| What you need to do |
Reprint every line of the data, keeping each character intact.

| Provided data |
-----

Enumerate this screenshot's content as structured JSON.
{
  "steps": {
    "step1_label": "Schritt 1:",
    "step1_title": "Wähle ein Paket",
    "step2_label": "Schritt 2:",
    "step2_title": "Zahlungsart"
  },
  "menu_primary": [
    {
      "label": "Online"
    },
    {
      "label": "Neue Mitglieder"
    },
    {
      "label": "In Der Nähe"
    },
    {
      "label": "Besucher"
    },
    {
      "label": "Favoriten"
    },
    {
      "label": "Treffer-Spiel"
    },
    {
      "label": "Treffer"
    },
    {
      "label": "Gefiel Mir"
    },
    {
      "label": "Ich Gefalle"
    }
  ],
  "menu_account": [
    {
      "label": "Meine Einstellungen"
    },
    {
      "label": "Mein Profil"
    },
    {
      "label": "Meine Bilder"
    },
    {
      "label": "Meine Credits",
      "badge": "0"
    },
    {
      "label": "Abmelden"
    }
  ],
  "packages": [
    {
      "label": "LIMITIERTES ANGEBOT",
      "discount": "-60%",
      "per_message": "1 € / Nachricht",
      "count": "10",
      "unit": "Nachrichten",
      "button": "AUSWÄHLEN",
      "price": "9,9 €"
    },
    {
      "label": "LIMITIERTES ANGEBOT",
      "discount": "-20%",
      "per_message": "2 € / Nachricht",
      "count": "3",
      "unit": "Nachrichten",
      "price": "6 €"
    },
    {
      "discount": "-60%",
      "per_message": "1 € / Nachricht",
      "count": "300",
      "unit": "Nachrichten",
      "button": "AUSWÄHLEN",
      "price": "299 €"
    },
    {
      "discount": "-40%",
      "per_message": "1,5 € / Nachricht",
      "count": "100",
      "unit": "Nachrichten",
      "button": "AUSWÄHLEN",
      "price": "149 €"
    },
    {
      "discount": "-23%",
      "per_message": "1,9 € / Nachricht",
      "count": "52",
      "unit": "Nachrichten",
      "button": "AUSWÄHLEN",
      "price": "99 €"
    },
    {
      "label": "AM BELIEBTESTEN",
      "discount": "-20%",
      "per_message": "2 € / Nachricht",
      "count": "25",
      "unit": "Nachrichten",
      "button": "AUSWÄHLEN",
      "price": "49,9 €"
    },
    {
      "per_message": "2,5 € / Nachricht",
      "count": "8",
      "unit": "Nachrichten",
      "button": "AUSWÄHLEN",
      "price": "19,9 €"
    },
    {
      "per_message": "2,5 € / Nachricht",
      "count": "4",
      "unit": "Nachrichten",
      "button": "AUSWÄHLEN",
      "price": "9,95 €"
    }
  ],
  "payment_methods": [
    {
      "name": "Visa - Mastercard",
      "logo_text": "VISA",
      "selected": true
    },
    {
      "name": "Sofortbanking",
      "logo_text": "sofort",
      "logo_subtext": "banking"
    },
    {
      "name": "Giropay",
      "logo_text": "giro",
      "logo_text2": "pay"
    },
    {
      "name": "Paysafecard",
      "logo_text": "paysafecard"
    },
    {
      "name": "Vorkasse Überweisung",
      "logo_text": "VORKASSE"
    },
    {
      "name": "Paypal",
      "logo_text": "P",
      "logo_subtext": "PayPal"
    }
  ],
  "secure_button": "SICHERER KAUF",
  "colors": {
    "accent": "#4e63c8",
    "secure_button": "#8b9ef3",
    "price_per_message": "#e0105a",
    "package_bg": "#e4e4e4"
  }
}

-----

| Answer space |
Enumerate this screenshot's content as structured JSON.
{
  "steps": {
    "step1_label": "Schritt 1:",
    "step1_title": "Wähle ein Paket",
    "step2_label": "Schritt 2:",
    "step2_title": "Zahlungsart"
  },
  "menu_primary": [
    {
      "label": "Online"
    },
    {
      "label": "Neue Mitglieder"
    },
    {
      "label": "In Der Nähe"
    },
    {
      "label": "Besucher"
    },
    {
      "label": "Favoriten"
    },
    {
      "label": "Treffer-Spiel"
    },
    {
      "label": "Treffer"
    },
    {
      "label": "Gefiel Mir"
    },
    {
      "label": "Ich Gefalle"
    }
  ],
  "menu_account": [
    {
      "label": "Meine Einstellungen"
    },
    {
      "label": "Mein Profil"
    },
    {
      "label": "Meine Bilder"
    },
    {
      "label": "Meine Credits",
      "badge": "0"
    },
    {
      "label": "Abmelden"
    }
  ],
  "packages": [
    {
      "label": "LIMITIERTES ANGEBOT",
      "discount": "-60%",
      "per_message": "1 € / Nachricht",
      "count": "10",
      "unit": "Nachrichten",
      "button": "AUSWÄHLEN",
      "price": "9,9 €"
    },
    {
      "label": "LIMITIERTES ANGEBOT",
      "discount": "-20%",
      "per_message": "2 € / Nachricht",
      "count": "3",
      "unit": "Nachrichten",
      "price": "6 €"
    },
    {
      "discount": "-60%",
      "per_message": "1 € / Nachricht",
      "count": "300",
      "unit": "Nachrichten",
      "button": "AUSWÄHLEN",
      "price": "299 €"
    },
    {
      "discount": "-40%",
      "per_message": "1,5 € / Nachricht",
      "count": "100",
      "unit": "Nachrichten",
      "button": "AUSWÄHLEN",
      "price": "149 €"
    },
    {
      "discount": "-23%",
      "per_message": "1,9 € / Nachricht",
      "count": "52",
      "unit": "Nachrichten",
      "button": "AUSWÄHLEN",
      "price": "99 €"
    },
    {
      "label": "AM BELIEBTESTEN",
      "discount": "-20%",
      "per_message": "2 € / Nachricht",
      "count": "25",
      "unit": "Nachrichten",
      "button": "AUSWÄHLEN",
      "price": "49,9 €"
    },
    {
      "per_message": "2,5 € / Nachricht",
      "count": "8",
      "unit": "Nachrichten",
      "button": "AUSWÄHLEN",
      "price": "19,9 €"
    },
    {
      "per_message": "2,5 € / Nachricht",
      "count": "4",
      "unit": "Nachrichten",
      "button": "AUSWÄHLEN",
      "price": "9,95 €"
    }
  ],
  "payment_methods": [
    {
      "name": "Visa - Mastercard",
      "logo_text": "VISA",
      "selected": true
    },
    {
      "name": "Sofortbanking",
      "logo_text": "sofort",
      "logo_subtext": "banking"
    },
    {
      "name": "Giropay",
      "logo_text": "giro",
      "logo_text2": "pay"
    },
    {
      "name": "Paysafecard",
      "logo_text": "paysafecard"
    },
    {
      "name": "Vorkasse Überweisung",
      "logo_text": "VORKASSE"
    },
    {
      "name": "Paypal",
      "logo_text": "P",
      "logo_subtext": "PayPal"
    }
  ],
  "secure_button": "SICHERER KAUF",
  "colors": {
    "accent": "#4e63c8",
    "secure_button": "#8b9ef3",
    "price_per_message": "#e0105a",
    "package_bg": "#e4e4e4"
  }
}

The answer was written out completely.